Some retailers are sceptical, but Apple Pay has the potential to drive popular acceptance of contactless payment in this country.

Given the fanfare that has greeted details of the launch of Apple Pay in the UK you would be forgiven for concluding this was the most significant technology development in retail this year.

With typical Apple bravado, the company’s chief executive Tim Cook announced in January that 2015 would be the “year of Apple Pay” and the column inches devoted to the development this week have done little to dispel that notion.

Certainly there is much to be excited about.


Most importantly for retailers, it is compatible with contactless sales terminals, so no hardware upgrades are required. Apple will not charge retailers fees and the Apple brand has already ensured the kind of publicity that will be required to deliver any sort of critical mass in usage among consumers.

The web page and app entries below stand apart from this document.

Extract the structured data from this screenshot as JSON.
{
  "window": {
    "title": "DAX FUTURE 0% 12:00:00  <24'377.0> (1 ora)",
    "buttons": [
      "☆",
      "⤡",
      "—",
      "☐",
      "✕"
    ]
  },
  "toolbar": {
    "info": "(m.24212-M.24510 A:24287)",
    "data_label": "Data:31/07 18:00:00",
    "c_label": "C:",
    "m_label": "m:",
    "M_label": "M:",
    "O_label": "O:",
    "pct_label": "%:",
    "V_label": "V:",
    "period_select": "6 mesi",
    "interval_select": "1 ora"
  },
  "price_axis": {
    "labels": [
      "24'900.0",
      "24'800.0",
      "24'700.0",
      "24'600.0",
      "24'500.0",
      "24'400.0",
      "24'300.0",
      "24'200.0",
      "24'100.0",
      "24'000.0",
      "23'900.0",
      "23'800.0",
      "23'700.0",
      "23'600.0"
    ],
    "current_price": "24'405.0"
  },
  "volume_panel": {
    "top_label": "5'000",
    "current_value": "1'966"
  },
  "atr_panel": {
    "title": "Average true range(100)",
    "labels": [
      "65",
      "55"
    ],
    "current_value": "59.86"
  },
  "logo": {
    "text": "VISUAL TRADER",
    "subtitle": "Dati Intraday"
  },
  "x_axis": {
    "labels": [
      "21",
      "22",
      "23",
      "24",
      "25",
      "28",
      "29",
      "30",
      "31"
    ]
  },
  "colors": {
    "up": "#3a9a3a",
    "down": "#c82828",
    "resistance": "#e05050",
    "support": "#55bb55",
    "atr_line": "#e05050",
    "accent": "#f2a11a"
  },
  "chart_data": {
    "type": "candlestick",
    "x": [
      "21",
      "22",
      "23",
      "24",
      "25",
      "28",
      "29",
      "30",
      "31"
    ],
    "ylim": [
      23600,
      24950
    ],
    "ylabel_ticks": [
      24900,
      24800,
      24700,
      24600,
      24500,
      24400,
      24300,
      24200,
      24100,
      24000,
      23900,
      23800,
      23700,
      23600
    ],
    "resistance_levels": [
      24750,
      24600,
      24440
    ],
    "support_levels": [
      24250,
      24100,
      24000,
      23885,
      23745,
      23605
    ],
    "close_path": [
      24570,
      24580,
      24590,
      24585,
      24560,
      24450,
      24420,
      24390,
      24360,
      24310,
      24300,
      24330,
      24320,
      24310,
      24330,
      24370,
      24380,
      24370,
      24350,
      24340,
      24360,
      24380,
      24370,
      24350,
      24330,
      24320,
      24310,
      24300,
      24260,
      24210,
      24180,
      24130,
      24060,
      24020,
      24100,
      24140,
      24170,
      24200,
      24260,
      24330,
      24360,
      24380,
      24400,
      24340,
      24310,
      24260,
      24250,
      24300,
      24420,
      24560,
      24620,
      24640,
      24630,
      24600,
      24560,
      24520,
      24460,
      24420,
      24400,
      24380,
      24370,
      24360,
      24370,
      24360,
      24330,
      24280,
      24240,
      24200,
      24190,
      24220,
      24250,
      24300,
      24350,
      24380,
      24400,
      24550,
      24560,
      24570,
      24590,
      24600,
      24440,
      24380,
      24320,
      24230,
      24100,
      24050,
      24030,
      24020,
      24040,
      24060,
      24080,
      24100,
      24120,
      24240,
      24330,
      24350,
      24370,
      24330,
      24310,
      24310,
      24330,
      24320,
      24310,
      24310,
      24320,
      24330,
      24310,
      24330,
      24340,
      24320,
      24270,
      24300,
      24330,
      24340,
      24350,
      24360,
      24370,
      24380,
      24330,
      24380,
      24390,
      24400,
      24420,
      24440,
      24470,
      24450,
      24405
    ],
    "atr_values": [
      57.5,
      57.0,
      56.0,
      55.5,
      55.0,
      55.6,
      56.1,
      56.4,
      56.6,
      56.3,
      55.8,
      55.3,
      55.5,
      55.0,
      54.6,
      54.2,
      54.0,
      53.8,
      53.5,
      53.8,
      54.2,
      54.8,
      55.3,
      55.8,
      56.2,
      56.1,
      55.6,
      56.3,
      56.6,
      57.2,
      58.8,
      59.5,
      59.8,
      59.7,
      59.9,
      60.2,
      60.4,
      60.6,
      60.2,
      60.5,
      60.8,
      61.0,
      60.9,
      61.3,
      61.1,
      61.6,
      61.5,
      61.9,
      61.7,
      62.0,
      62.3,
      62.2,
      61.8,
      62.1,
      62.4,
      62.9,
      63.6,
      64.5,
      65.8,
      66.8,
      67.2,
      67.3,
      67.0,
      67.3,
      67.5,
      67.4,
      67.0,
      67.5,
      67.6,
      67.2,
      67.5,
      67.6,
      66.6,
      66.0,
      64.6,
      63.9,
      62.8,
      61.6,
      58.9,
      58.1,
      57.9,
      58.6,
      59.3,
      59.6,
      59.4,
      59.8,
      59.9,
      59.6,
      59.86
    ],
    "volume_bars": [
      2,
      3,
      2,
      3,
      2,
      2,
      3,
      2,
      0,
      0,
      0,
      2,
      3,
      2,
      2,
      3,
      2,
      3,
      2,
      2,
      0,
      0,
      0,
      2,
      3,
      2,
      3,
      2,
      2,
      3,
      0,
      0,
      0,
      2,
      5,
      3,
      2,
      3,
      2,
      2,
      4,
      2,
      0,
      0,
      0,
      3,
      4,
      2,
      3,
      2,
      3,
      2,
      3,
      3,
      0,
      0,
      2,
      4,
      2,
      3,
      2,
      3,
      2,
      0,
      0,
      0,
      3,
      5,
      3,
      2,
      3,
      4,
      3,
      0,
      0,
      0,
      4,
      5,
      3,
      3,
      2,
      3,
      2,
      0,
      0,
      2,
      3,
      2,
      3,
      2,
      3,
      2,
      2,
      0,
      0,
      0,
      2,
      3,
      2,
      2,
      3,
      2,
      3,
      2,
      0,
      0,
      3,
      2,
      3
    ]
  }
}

“The ease of the technology will help reduce queues and friction in-store”

Chris-Brook Carter

Furthermore, as store chiefs obsess about customer experience, the ease of the technology will help reduce queues and friction in-store. And its ability to also work as a tool for online payments should offer the potential to increase conversion rates as this channel continues to grow exponentially.

Yet for all this, there remain some notable doubts about whether Apple Pay will be quite the panacea in payments its supporters predict. It has, unarguably, garnered widespread backing in the banking and retail sectors, but that support still has some notable exceptions.

Those wary of jumping on the bandwagon point to continued concerns around security and data protection in contactless payments as well as to reports from the US that take-up of the technology has been slower than Apple predicted.

And, the £20 limit (increasing to £30 later in the year) to in-store contactless transactions remains a barrier to the practical expansion of the service for the large number of retailers with average basket sizes outside this nominal amount.

Brand power

Off the record, retail leaders will tell you that payment technologies remain relatively low down on the list as they grapple to make sense of the plethora of investment priorities that every retailer faces today. And in many there is even still confusion about where responsibility for the technology lies. Finance? IT? Ecommerce? Retail operations?

But much of the reticence to commit greater resources to exploring the potential of payment technologies to build on the customer experience, and in so doing loyalty and conversion, has stemmed from the hitherto fragmented nature of the market and ongoing scepticism about consumer take-up.

In Apple, retail finally has a brand with the power and credibility among consumers to take a sizeable enough bite of the market to create scale.

Moreover, it is a brand with an unrivalled track record for creating technologies that delight and disrupt in equal measure and break down perceptions of the status quo. This may yet be the first step to contactless moving into the mainstream.